Catherine Deneuve



Filmycks reviews:

Belle de Jour (1967)
The Last Metro (1980)

Belle de century

By Michael Roberts

"Being an actor means being an instrument for someone else. I want to give myself completely."
~ Catherine Deneuve

Born Catherine Dorléac, Catherine Deneuve rose to prominence as an actress with Jacques Demy’s The Umbrellas of Cherbourg, in 1964, but her radiant physical beauty had been turning heads in the modelling world for some years prior. Like her sister Françoise Dorléac, she went into acting and after several small roles in the early 1960’s, Roger Vadim gave her a break-out role in Vice and Virtue in 1963. After the Demy vehicle effectively made her a star she enhanced her acting credentials with superb performances in Roman Polanski’s Repulsion, in 1965 and in her iconic title role for Luis Bunuel’s in Belle De Jour in 1967. That same year she starred with her sister opposite Gene Kelly in Demy’s The Young Girls of Rochefort, before her sister was tragically killed in a car accident at the age of 25.

Deneuve maintained a steady rate of work and unsurprisingly she did her best work with A-list directors, like Truffaut, in Mississippi Mermaid, opposite Jean-Paul Belmondo, and for Bunuel again in the offbeat Tristana, opposite Fernando Rey. Jean-Pierre Melville cast her opposite Alain Delon in his excellent policier and final film, Un Flic. During this phase, Deneuve made several forays into English language films, with varying results, firstly with Terence Young’s Mayerling, opposite Omar Sharif, for Stuart Rosenberg in The April Fools, opposite Jack Lemmon and later for Robert Aldrich in Hustle opposite Burt Reynolds and for Dick Richards opposite Gene Hackman in March or Die.

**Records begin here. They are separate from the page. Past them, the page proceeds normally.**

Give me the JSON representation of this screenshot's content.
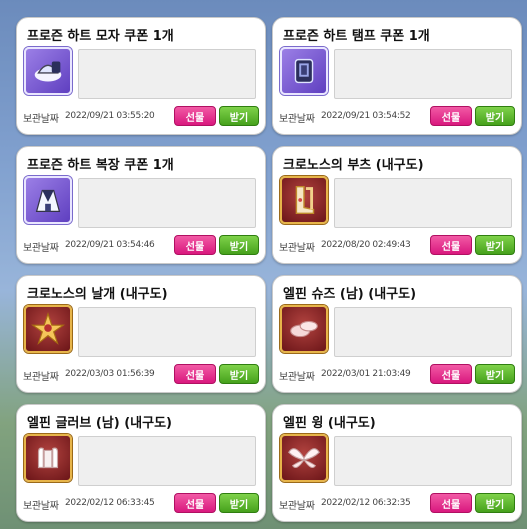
{
  "date_label": "보관날짜",
  "buttons": {
    "gift": "선물",
    "receive": "받기"
  },
  "items": [
    {
      "title": "프로즌 하트 모자 쿠폰 1개",
      "date": "2022/09/21 03:55:20",
      "icon": "frozen-heart-hat-coupon-icon",
      "icon_style": "blue"
    },
    {
      "title": "프로즌 하트 탬프 쿠폰 1개",
      "date": "2022/09/21 03:54:52",
      "icon": "frozen-heart-tamp-coupon-icon",
      "icon_style": "blue"
    },
    {
      "title": "프로즌 하트 복장 쿠폰 1개",
      "date": "2022/09/21 03:54:46",
      "icon": "frozen-heart-outfit-coupon-icon",
      "icon_style": "blue"
    },
    {
      "title": "크로노스의 부츠 (내구도)",
      "date": "2022/08/20 02:49:43",
      "icon": "chronos-boots-icon",
      "icon_style": "gold"
    },
    {
      "title": "크로노스의 날개 (내구도)",
      "date": "2022/03/03 01:56:39",
      "icon": "chronos-wings-icon",
      "icon_style": "gold"
    },
    {
      "title": "엘핀 슈즈 (남) (내구도)",
      "date": "2022/03/01 21:03:49",
      "icon": "elfin-shoes-icon",
      "icon_style": "gold"
    },
    {
      "title": "엘핀 글러브 (남) (내구도)",
      "date": "2022/02/12 06:33:45",
      "icon": "elfin-gloves-icon",
      "icon_style": "gold"
    },
    {
      "title": "엘핀 윙 (내구도)",
      "date": "2022/02/12 06:32:35",
      "icon": "elfin-wing-icon",
      "icon_style": "gold"
    }
  ]
}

Deneauve’s personal life often intersected with her working life – she had an affair with Roger Vadim in the early 1960’s and had an intense relationship with Truffaut for two years at the end of the decade. She had a daughter with Italian actor Marcello Mastroianni during their time together in the early to mid 1970’s, a period in which they also made 4 films together, including Demy’s broad comedy, A Slightly Pregnant Man. After a series of nondescript films in the late 1970’s, her ex-lover Truffaut gave her one of the roles of her career in the very fine war-time drama, The Last Metro, opposite Gerard Depiardieu in 1980, for which she won a Cesar for Best Actress. This kick-started a run of quality films, rather than quantity, and she teamed up with André Téchiné for the first of several collaborations in Hotel America. She scored a rare American hit with Tony Scott’s The Hunger, opposite David Bowie and Susan Sarandon, and made another fine film with Téchiné in Scene Of The Crime in 1986. She found another quality project in Indochine, a film by Régis Wargnier, and the film won the Academy Award for Best Foreign Film and Deneuve was nominated for Best Actress.

In the intervening decades Deneuve has worked consistently with inconsistent results, but in films in which she was pushing boundaries and creating interesting, dimensional characters. André Téchiné again provided two of her most significant roles with My Favourite Season in 1993 and Thieves in 1996. She made the controversial Pola X with Leos Carax and worked for iconoclast Lars Von Trier in 2000’s equally controversial Dancer In The Dark, opposite Icelandic musician Björk. During this period, she also made another film with Wargnier, East-West, opposite Sandrine Bonnaire and the very fine Time Regained, for Luis Ruiz.

In the 21st century she found another fine collaborator in François Ozon and made 8 Women and Potiche with him in 2005 and 2010 respectively. She continues to add style and class to whatever she attaches herself to, and a couple of late career worthy efforts are found in Despleschin’s A Christmas Tale, Christophe Honoré’s Beloved and Téchiné’s In The Name of my Daughter.

From the time she achieved stardom, Catherine Deneuve was lumbered with the unenviable and impossible task of personifying the highest ideal of French beauty and given the era she worked in and the machismo and sexism she would have encountered, it’s a wonder she survived at all. Not only did she survive, she proved to be a fine actress and an even finer human being, lending her name and clout to many humanist and liberal causes. Deneuve’s body of work has provided a litany of wonderful characters, of women at many stages of life, vulnerable and exposed, clear-eyed and driven and it’s a testament to her artistry that she could rise above her (for us) distracting beauty and get to the heart and humanity of the matter.

Tres belle.